Seville Construction Services does the project management for Southwestern’s construction and reconstruction. In addition to managing the $389 million from Proposition R, Seville is managing the remainder of Southwestern’s Proposition AA money. The total comes to $500 million, according to a Seville press release. Henry Amigable is the project manager. Invoices acquired through a Public Records Act request detail Amigable’s salary and the hours he worked in February through June of this year. He is paid $165 an hour. He typically bills 160 hours a month, which totals $26,400.
Amigable appears to follow the bond money. According to a Seville press release, he joined the company in April 2009. Prior to joining Seville, Amigable worked for Gilbane Construction. He had been responsible for the oversight and management of Proposition O construction at Sweetwater Union High School District, also located in the South Bay.
Before working for Seville and Gilbane, Amigable was a senior vice president at Douglas E. Barnhart, Inc. In 2008, Balfour Beatty acquired Barnhart and formed Barnhart Balfour Beatty, which recently received a $33 million Proposition R contract.
According to the Yes on Prop R campaign statement, Gilbane Construction gave the group $10,000 and Barnhart Inc. gave $30,000.
Another person whose finances were enhanced by Southwestern’s Proposition R is John Wilson. Wilson retired in April 2009 as Southwestern College director of business and operations and became Seville’s consultant. While working for Southwestern, Wilson initiated and signed off on the contract with Seville, in which Seville made 2.7 percent of the $100 million Phase I project costs. According to Seville/Southwestern invoices, Wilson also earns $165 per hour.
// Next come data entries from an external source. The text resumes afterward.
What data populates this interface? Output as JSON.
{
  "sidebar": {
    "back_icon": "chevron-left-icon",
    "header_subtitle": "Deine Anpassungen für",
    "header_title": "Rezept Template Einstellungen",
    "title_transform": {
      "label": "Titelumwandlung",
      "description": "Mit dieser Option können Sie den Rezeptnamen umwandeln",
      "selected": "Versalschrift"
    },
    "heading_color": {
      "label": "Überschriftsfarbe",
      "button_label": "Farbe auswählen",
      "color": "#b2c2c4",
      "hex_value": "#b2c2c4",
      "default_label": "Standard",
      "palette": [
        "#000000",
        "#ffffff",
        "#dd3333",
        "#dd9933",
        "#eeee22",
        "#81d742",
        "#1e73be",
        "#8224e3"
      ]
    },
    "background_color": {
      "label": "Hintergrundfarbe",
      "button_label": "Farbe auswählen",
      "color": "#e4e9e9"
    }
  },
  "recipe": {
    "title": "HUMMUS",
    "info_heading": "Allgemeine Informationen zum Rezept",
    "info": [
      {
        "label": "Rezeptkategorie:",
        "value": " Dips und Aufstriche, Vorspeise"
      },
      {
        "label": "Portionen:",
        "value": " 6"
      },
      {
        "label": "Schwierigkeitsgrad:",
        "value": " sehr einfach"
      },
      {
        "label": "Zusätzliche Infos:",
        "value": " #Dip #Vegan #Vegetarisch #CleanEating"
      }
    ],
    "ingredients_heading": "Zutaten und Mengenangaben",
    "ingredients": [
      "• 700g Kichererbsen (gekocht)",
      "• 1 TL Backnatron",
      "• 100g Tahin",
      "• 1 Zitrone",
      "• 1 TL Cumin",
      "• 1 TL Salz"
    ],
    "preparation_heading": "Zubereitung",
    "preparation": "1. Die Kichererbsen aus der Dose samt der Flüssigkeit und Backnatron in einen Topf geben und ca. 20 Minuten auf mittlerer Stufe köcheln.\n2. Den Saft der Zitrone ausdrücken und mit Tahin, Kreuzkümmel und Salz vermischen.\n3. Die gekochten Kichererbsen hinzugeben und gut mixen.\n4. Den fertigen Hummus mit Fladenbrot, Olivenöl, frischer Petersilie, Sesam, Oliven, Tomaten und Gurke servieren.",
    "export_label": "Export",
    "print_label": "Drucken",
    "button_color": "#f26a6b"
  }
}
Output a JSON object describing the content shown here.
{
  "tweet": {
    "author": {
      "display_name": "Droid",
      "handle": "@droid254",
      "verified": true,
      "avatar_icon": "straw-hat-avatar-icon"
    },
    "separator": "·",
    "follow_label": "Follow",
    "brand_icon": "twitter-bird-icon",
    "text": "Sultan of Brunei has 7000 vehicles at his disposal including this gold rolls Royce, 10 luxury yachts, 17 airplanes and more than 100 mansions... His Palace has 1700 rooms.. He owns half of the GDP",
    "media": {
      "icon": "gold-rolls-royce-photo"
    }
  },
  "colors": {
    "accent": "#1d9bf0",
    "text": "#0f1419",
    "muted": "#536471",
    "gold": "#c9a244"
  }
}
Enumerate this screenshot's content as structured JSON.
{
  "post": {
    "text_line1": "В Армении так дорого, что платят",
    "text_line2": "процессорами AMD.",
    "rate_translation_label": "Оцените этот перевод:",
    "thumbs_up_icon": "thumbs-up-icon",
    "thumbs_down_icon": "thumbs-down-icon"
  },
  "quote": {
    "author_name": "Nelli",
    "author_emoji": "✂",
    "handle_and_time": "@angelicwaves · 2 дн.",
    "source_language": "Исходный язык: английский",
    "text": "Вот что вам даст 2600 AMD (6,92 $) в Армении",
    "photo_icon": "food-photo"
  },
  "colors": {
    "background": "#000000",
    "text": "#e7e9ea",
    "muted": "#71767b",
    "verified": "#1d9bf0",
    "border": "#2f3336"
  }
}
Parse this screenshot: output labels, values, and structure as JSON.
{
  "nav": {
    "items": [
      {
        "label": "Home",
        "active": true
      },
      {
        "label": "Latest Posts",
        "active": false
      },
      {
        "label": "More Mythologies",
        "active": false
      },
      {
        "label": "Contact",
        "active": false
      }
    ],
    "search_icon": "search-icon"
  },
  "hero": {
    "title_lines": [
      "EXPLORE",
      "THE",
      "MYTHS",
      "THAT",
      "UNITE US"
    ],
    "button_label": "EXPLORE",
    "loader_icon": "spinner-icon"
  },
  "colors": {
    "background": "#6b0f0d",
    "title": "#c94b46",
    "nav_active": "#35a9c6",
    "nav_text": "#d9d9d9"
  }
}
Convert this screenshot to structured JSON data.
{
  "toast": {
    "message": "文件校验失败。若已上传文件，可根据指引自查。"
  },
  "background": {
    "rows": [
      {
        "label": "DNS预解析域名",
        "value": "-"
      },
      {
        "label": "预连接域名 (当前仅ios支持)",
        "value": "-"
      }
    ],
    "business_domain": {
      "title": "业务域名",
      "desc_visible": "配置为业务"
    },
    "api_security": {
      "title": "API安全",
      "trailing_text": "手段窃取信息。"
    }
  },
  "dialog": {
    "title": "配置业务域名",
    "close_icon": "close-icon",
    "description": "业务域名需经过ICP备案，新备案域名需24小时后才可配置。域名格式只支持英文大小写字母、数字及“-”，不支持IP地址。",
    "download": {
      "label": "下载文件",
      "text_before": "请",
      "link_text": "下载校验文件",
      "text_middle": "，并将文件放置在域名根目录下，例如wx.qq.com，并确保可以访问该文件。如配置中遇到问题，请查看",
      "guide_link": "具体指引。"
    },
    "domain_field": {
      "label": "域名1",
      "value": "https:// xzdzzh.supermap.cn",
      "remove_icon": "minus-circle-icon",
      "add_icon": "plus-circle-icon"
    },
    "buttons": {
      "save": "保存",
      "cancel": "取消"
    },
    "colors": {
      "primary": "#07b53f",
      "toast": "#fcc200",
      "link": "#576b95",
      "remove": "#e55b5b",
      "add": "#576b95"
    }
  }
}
During the run-up to Proposition R, Wilson had a relationship with board member Yolanda Salcido. In May 2008, the Union-Tribune reported, “Southwestern College’s board president [Raj Chopra] says that the board knows a fellow trustee [Salcido] is dating a high-ranking administrator [Wilson], but it has not asked her to recuse herself from votes that affect his pay or duties.”
Wilson oversaw development of Prop AA projects. Salcido and Wilson also played important roles packaging Proposition R. An August 2008 Union-Tribune article reported, “Next week, the board is scheduled to consider putting a property tax increase on South County’s November ballot to fund $389 million in college construction projects based on work led by Wilson.”
David Krogh is a member of the Bond Oversight Committee, charged with watching the expenditure of bond money. Members of the committee work without compensation. Minutes from one meeting report that Krogh asked about ethics and conflict-of-interest policies. The minutes from the same meeting indicate that Southwestern’s vice president of business and financial affairs, Nicholas Alioto, checked with attorneys and found that committee members should have filled out Statements of Economic Interest when the committee first began meeting. Alioto would be getting these forms to committee members. A Public Records Act request for the forms was made on July 27, 2010. On August 19, Chris Bender, the chief of communications at Southwestern, wrote in an email, “It has been determined that the Prop R Oversight Committee is not a required reporting body for the purposes of Form 700 [Statement of Economic Interest] filing.”
In a recent interview, Krogh said he thinks he recalls filling out a Statement of Economic Interest. Krogh also says that he asks a lot of questions about the bond work at the meetings. On the whole, Krogh believes that information has been made available to him promptly. He also believes that Alioto has been very active in obtaining competitive bids.
On the other hand, committee member Joe Casillas says he hasn’t been asked to fill out a Statement of Economic Interest. He has served as a planning commissioner, a housing advisory commissioner, and in many other positions that all required filing a Form 700. In contrast to other committees he’s served on, Casillas says the Bond Oversight Committee often has presentations that are “nothing but fluff.” Casillas expressed frustration with the committee’s lack of power. “There isn’t really a damn thing that the committee can actually do,” he says.